#### [Work order]
For each entry below, output it exactly as it stands.

#### [Records provided]
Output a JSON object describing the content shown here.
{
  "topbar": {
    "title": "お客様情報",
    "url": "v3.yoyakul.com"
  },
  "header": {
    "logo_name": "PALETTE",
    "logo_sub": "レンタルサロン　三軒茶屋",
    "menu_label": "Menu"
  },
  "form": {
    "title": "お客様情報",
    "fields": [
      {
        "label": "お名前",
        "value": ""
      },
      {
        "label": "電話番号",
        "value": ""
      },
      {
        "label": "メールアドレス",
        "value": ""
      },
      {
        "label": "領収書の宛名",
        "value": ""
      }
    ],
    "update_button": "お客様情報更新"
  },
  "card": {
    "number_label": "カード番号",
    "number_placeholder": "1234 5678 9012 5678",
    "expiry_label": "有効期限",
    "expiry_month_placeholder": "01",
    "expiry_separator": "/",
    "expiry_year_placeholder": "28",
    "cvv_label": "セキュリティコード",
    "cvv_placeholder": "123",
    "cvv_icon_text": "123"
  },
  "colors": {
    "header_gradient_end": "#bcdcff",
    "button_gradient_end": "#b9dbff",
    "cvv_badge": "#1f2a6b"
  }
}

#### [Your response]
Output a JSON object describing the content shown here.
{
  "topbar": {
    "title": "お客様情報",
    "url": "v3.yoyakul.com"
  },
  "header": {
    "logo_name": "PALETTE",
    "logo_sub": "レンタルサロン　三軒茶屋",
    "menu_label": "Menu"
  },
  "form": {
    "title": "お客様情報",
    "fields": [
      {
        "label": "お名前",
        "value": ""
      },
      {
        "label": "電話番号",
        "value": ""
      },
      {
        "label": "メールアドレス",
        "value": ""
      },
      {
        "label": "領収書の宛名",
        "value": ""
      }
    ],
    "update_button": "お客様情報更新"
  },
  "card": {
    "number_label": "カード番号",
    "number_placeholder": "1234 5678 9012 5678",
    "expiry_label": "有効期限",
    "expiry_month_placeholder": "01",
    "expiry_separator": "/",
    "expiry_year_placeholder": "28",
    "cvv_label": "セキュリティコード",
    "cvv_placeholder": "123",
    "cvv_icon_text": "123"
  },
  "colors": {
    "header_gradient_end": "#bcdcff",
    "button_gradient_end": "#b9dbff",
    "cvv_badge": "#1f2a6b"
  }
}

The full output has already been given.